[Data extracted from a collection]
_ _ _ _

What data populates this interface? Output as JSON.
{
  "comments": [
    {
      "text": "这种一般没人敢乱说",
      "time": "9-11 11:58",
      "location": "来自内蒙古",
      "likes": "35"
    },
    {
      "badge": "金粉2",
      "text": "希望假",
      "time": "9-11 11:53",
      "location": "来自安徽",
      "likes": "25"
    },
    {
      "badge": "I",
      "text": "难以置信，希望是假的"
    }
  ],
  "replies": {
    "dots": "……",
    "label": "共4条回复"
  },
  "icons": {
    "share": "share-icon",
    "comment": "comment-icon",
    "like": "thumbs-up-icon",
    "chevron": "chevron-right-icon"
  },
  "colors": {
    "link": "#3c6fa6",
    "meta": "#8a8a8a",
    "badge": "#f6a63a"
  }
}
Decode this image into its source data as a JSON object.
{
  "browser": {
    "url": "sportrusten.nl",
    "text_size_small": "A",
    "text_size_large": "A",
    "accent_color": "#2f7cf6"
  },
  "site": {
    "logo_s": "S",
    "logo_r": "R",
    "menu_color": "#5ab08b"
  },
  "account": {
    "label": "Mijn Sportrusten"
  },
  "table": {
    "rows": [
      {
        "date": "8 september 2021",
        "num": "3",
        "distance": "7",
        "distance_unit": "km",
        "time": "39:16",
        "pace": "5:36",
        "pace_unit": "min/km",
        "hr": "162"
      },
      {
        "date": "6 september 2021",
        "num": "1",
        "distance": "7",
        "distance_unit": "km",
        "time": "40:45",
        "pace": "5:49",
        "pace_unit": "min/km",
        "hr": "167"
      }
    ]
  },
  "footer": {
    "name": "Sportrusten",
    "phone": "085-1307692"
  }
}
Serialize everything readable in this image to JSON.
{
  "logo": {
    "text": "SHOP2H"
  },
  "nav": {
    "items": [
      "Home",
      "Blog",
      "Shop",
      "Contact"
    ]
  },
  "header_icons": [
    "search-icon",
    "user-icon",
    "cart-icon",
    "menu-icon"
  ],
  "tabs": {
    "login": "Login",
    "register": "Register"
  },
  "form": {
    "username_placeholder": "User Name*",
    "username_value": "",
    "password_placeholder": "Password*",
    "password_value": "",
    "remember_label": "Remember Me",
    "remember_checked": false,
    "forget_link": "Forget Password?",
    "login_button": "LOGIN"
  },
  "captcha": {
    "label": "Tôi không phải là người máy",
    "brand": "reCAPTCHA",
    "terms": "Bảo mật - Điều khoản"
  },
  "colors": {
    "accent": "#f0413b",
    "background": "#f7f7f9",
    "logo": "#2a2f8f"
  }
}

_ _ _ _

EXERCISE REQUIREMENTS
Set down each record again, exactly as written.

ANSWER TO THIS EXERCISE
What data populates this interface? Output as JSON.
{
  "comments": [
    {
      "text": "这种一般没人敢乱说",
      "time": "9-11 11:58",
      "location": "来自内蒙古",
      "likes": "35"
    },
    {
      "badge": "金粉2",
      "text": "希望假",
      "time": "9-11 11:53",
      "location": "来自安徽",
      "likes": "25"
    },
    {
      "badge": "I",
      "text": "难以置信，希望是假的"
    }
  ],
  "replies": {
    "dots": "……",
    "label": "共4条回复"
  },
  "icons": {
    "share": "share-icon",
    "comment": "comment-icon",
    "like": "thumbs-up-icon",
    "chevron": "chevron-right-icon"
  },
  "colors": {
    "link": "#3c6fa6",
    "meta": "#8a8a8a",
    "badge": "#f6a63a"
  }
}
Decode this image into its source data as a JSON object.
{
  "browser": {
    "url": "sportrusten.nl",
    "text_size_small": "A",
    "text_size_large": "A",
    "accent_color": "#2f7cf6"
  },
  "site": {
    "logo_s": "S",
    "logo_r": "R",
    "menu_color": "#5ab08b"
  },
  "account": {
    "label": "Mijn Sportrusten"
  },
  "table": {
    "rows": [
      {
        "date": "8 september 2021",
        "num": "3",
        "distance": "7",
        "distance_unit": "km",
        "time": "39:16",
        "pace": "5:36",
        "pace_unit": "min/km",
        "hr": "162"
      },
      {
        "date": "6 september 2021",
        "num": "1",
        "distance": "7",
        "distance_unit": "km",
        "time": "40:45",
        "pace": "5:49",
        "pace_unit": "min/km",
        "hr": "167"
      }
    ]
  },
  "footer": {
    "name": "Sportrusten",
    "phone": "085-1307692"
  }
}
Serialize everything readable in this image to JSON.
{
  "logo": {
    "text": "SHOP2H"
  },
  "nav": {
    "items": [
      "Home",
      "Blog",
      "Shop",
      "Contact"
    ]
  },
  "header_icons": [
    "search-icon",
    "user-icon",
    "cart-icon",
    "menu-icon"
  ],
  "tabs": {
    "login": "Login",
    "register": "Register"
  },
  "form": {
    "username_placeholder": "User Name*",
    "username_value": "",
    "password_placeholder": "Password*",
    "password_value": "",
    "remember_label": "Remember Me",
    "remember_checked": false,
    "forget_link": "Forget Password?",
    "login_button": "LOGIN"
  },
  "captcha": {
    "label": "Tôi không phải là người máy",
    "brand": "reCAPTCHA",
    "terms": "Bảo mật - Điều khoản"
  },
  "colors": {
    "accent": "#f0413b",
    "background": "#f7f7f9",
    "logo": "#2a2f8f"
  }
}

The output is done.